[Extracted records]
--*--

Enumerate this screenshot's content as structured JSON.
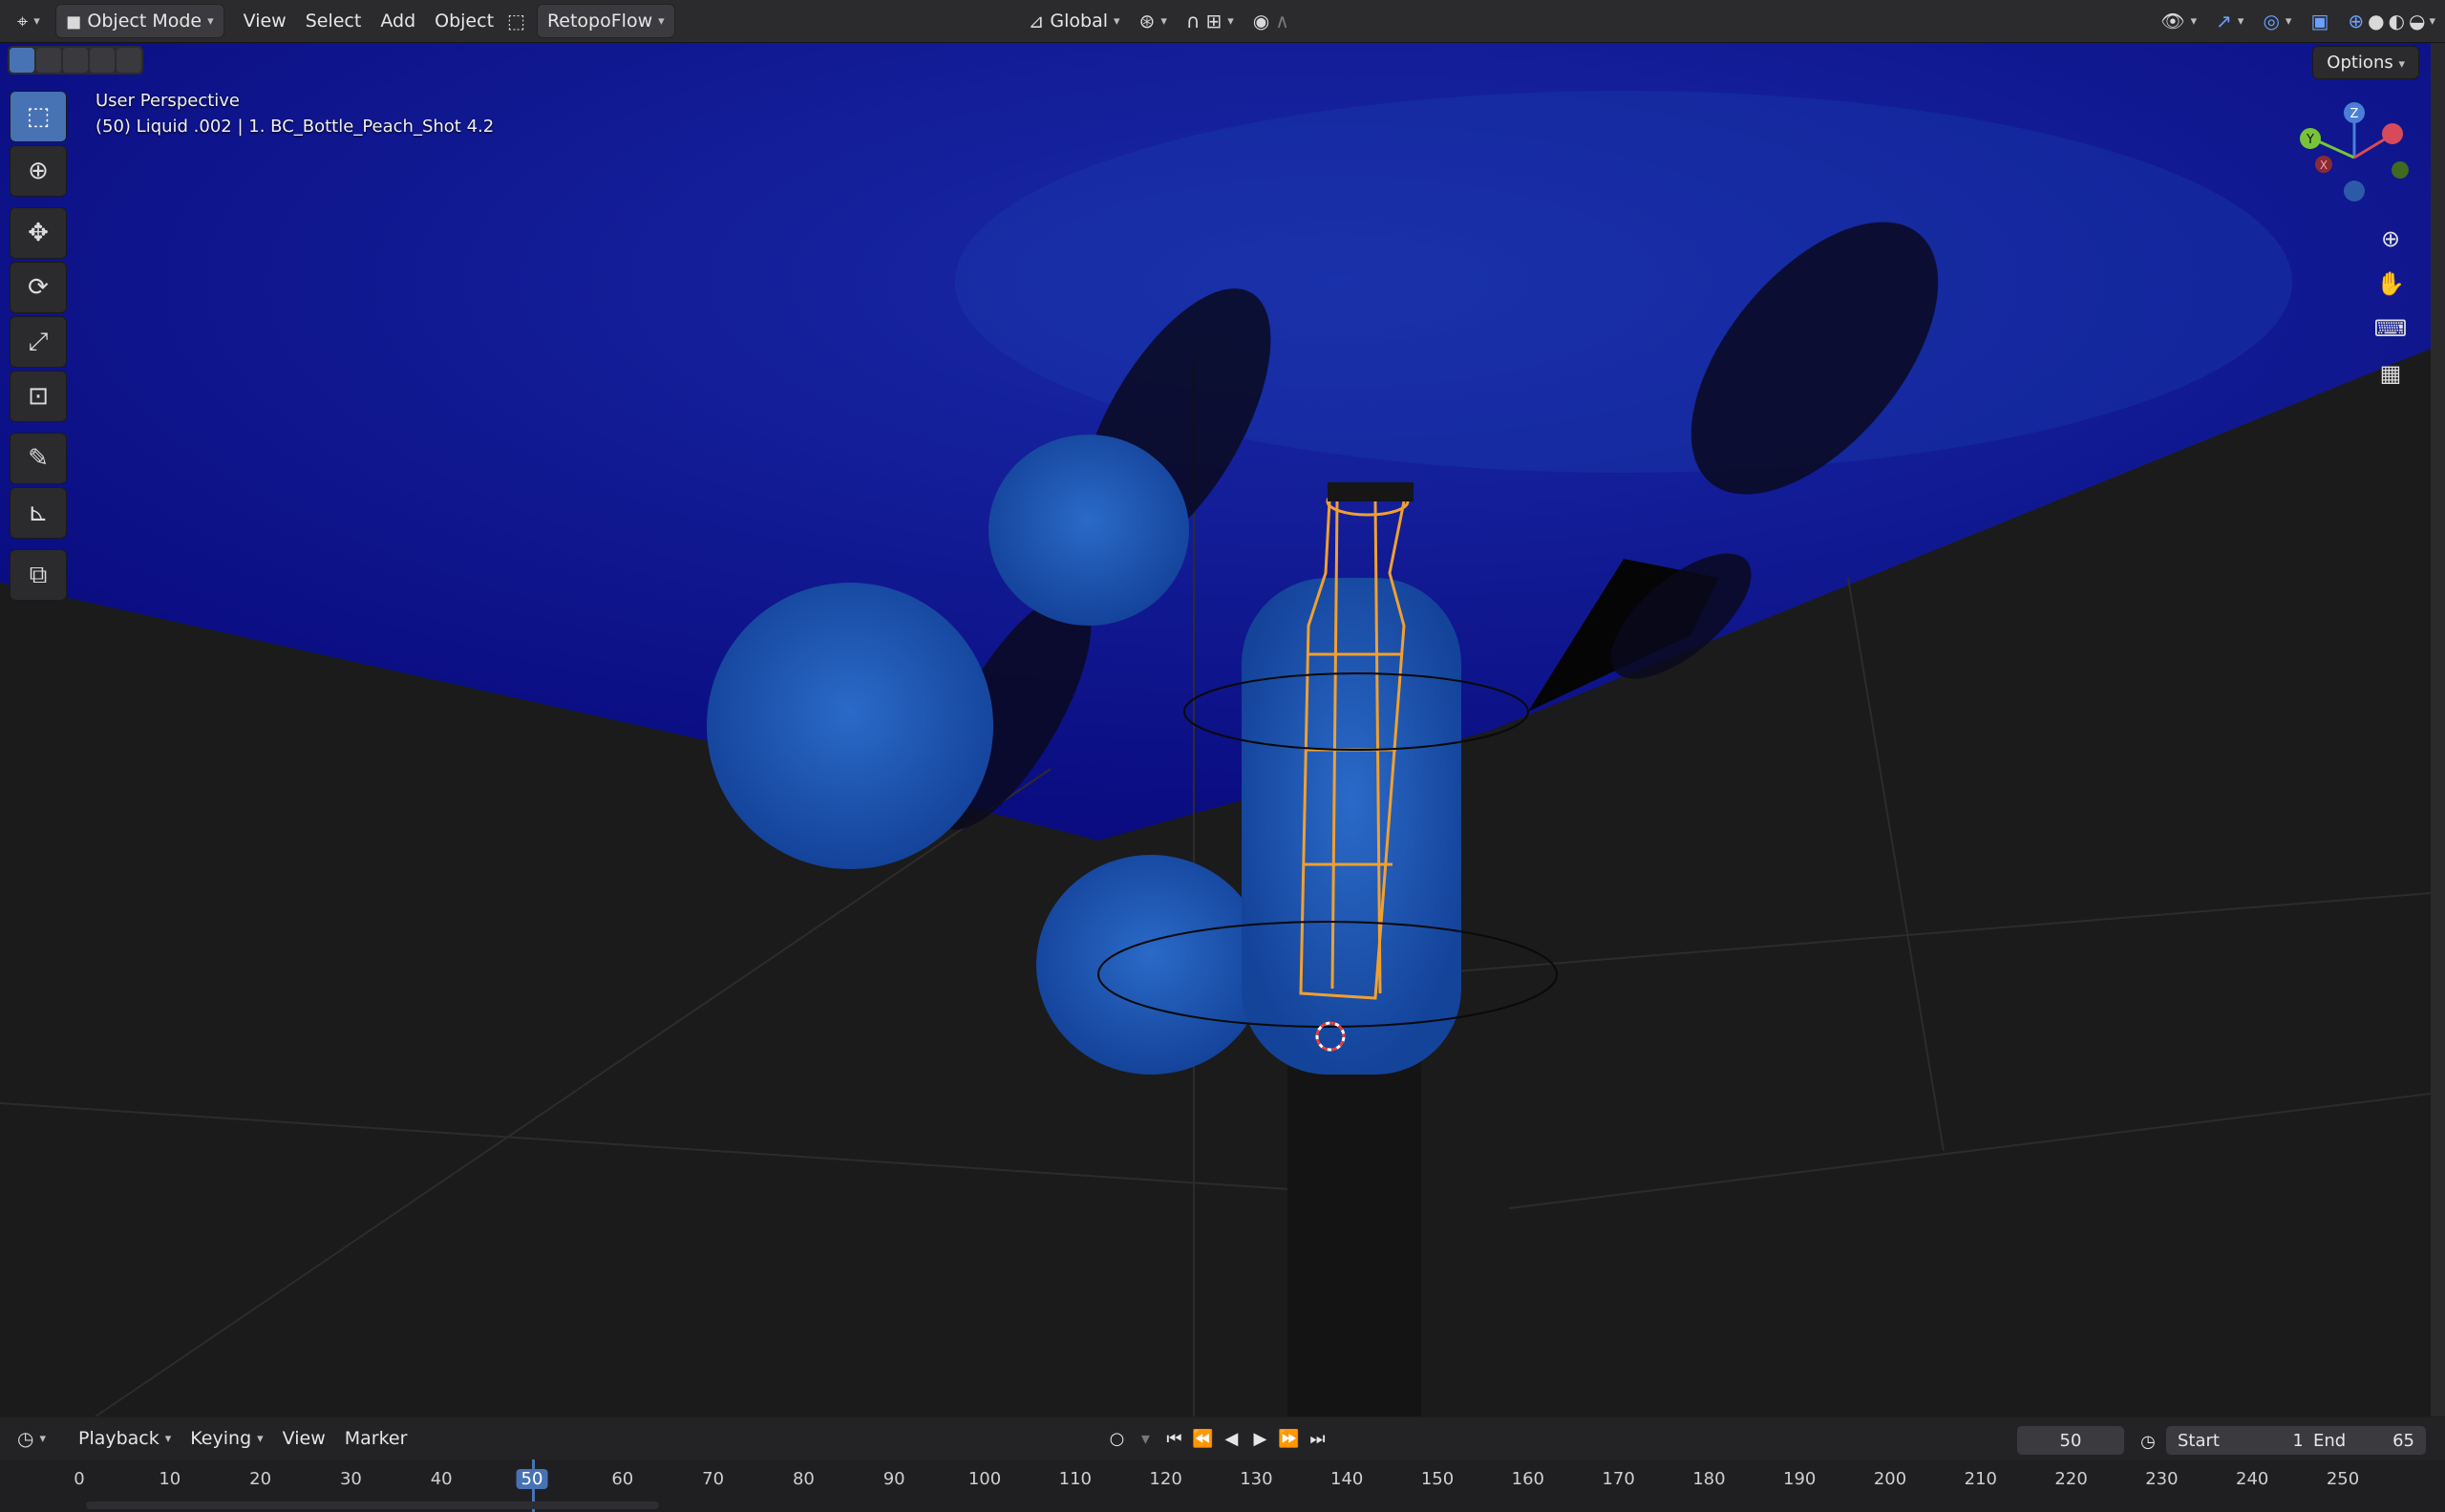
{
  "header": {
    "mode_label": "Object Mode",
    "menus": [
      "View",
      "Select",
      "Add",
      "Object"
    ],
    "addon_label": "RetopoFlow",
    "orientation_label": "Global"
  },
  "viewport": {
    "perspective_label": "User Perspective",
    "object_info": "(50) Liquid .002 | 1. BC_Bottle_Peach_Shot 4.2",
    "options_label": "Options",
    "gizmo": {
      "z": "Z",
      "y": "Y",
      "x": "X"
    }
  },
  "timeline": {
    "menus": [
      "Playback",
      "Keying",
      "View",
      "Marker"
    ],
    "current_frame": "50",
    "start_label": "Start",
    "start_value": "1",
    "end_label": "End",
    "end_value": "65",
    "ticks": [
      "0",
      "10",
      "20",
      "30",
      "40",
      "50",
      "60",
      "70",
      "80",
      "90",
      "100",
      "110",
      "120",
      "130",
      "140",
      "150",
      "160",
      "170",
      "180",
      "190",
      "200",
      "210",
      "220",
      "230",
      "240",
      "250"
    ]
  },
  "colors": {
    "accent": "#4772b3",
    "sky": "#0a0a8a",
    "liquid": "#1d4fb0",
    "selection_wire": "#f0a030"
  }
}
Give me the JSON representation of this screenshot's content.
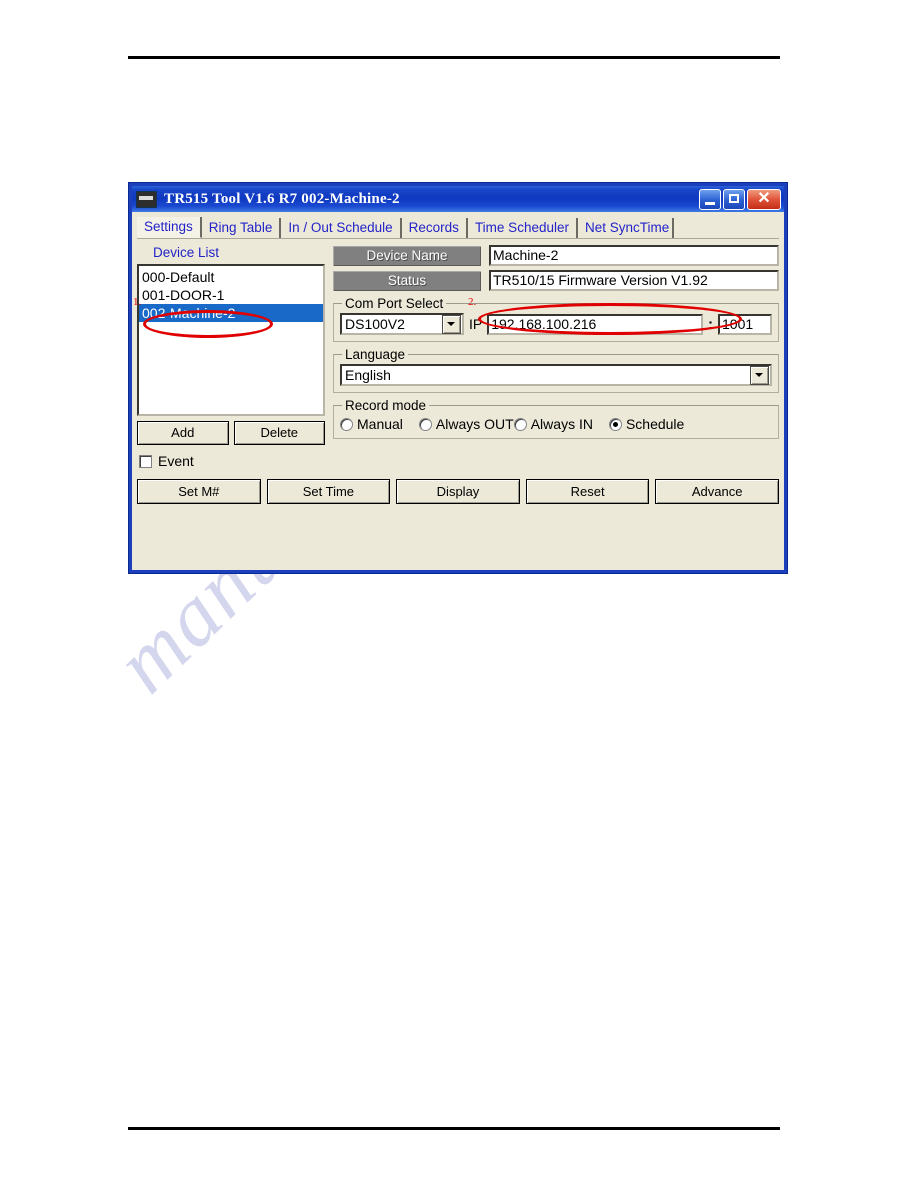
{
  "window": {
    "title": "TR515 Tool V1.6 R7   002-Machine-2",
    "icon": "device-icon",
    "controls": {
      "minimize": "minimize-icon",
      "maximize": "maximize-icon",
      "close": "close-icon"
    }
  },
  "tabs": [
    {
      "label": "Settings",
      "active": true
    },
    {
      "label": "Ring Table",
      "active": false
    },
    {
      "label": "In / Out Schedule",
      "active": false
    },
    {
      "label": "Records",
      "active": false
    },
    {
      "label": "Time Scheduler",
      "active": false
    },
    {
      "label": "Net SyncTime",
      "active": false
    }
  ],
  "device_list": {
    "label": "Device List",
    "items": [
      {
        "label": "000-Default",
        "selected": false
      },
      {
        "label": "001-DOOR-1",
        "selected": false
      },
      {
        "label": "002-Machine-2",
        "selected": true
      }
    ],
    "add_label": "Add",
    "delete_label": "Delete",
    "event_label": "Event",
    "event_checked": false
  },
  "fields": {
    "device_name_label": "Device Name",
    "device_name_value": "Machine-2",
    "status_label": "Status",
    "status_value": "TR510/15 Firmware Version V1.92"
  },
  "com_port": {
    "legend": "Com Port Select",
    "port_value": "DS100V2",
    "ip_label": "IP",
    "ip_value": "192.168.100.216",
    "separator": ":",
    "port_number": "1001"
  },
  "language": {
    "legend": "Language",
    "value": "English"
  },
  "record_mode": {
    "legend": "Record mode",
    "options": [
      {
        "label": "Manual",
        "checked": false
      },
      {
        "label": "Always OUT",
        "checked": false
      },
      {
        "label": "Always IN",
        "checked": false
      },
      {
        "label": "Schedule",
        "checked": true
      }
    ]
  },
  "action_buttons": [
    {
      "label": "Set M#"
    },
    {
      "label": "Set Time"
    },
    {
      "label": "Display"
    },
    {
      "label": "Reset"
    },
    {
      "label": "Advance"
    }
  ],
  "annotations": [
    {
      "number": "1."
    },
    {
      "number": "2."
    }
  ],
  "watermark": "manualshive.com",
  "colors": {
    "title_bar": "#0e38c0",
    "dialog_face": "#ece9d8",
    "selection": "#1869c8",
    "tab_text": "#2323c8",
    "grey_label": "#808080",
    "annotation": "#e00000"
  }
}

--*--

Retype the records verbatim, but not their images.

*YOUR RESPONSE*
Enumerate this screenshot's content as structured JSON.
{
  "header": {
    "mode_label": "Object Mode",
    "menus": [
      "View",
      "Select",
      "Add",
      "Object"
    ],
    "addon_label": "RetopoFlow",
    "orientation_label": "Global"
  },
  "viewport": {
    "perspective_label": "User Perspective",
    "object_info": "(50) Liquid .002 | 1. BC_Bottle_Peach_Shot 4.2",
    "options_label": "Options",
    "gizmo": {
      "z": "Z",
      "y": "Y",
      "x": "X"
    }
  },
  "timeline": {
    "menus": [
      "Playback",
      "Keying",
      "View",
      "Marker"
    ],
    "current_frame": "50",
    "start_label": "Start",
    "start_value": "1",
    "end_label": "End",
    "end_value": "65",
    "ticks": [
      "0",
      "10",
      "20",
      "30",
      "40",
      "50",
      "60",
      "70",
      "80",
      "90",
      "100",
      "110",
      "120",
      "130",
      "140",
      "150",
      "160",
      "170",
      "180",
      "190",
      "200",
      "210",
      "220",
      "230",
      "240",
      "250"
    ]
  },
  "colors": {
    "accent": "#4772b3",
    "sky": "#0a0a8a",
    "liquid": "#1d4fb0",
    "selection_wire": "#f0a030"
  }
}
Give me the JSON representation of this screenshot's content.
{
  "window": {
    "title": "TR515 Tool V1.6 R7   002-Machine-2",
    "icon": "device-icon",
    "controls": {
      "minimize": "minimize-icon",
      "maximize": "maximize-icon",
      "close": "close-icon"
    }
  },
  "tabs": [
    {
      "label": "Settings",
      "active": true
    },
    {
      "label": "Ring Table",
      "active": false
    },
    {
      "label": "In / Out Schedule",
      "active": false
    },
    {
      "label": "Records",
      "active": false
    },
    {
      "label": "Time Scheduler",
      "active": false
    },
    {
      "label": "Net SyncTime",
      "active": false
    }
  ],
  "device_list": {
    "label": "Device List",
    "items": [
      {
        "label": "000-Default",
        "selected": false
      },
      {
        "label": "001-DOOR-1",
        "selected": false
      },
      {
        "label": "002-Machine-2",
        "selected": true
      }
    ],
    "add_label": "Add",
    "delete_label": "Delete",
    "event_label": "Event",
    "event_checked": false
  },
  "fields": {
    "device_name_label": "Device Name",
    "device_name_value": "Machine-2",
    "status_label": "Status",
    "status_value": "TR510/15 Firmware Version V1.92"
  },
  "com_port": {
    "legend": "Com Port Select",
    "port_value": "DS100V2",
    "ip_label": "IP",
    "ip_value": "192.168.100.216",
    "separator": ":",
    "port_number": "1001"
  },
  "language": {
    "legend": "Language",
    "value": "English"
  },
  "record_mode": {
    "legend": "Record mode",
    "options": [
      {
        "label": "Manual",
        "checked": false
      },
      {
        "label": "Always OUT",
        "checked": false
      },
      {
        "label": "Always IN",
        "checked": false
      },
      {
        "label": "Schedule",
        "checked": true
      }
    ]
  },
  "action_buttons": [
    {
      "label": "Set M#"
    },
    {
      "label": "Set Time"
    },
    {
      "label": "Display"
    },
    {
      "label": "Reset"
    },
    {
      "label": "Advance"
    }
  ],
  "annotations": [
    {
      "number": "1."
    },
    {
      "number": "2."
    }
  ],
  "watermark": "manualshive.com",
  "colors": {
    "title_bar": "#0e38c0",
    "dialog_face": "#ece9d8",
    "selection": "#1869c8",
    "tab_text": "#2323c8",
    "grey_label": "#808080",
    "annotation": "#e00000"
  }
}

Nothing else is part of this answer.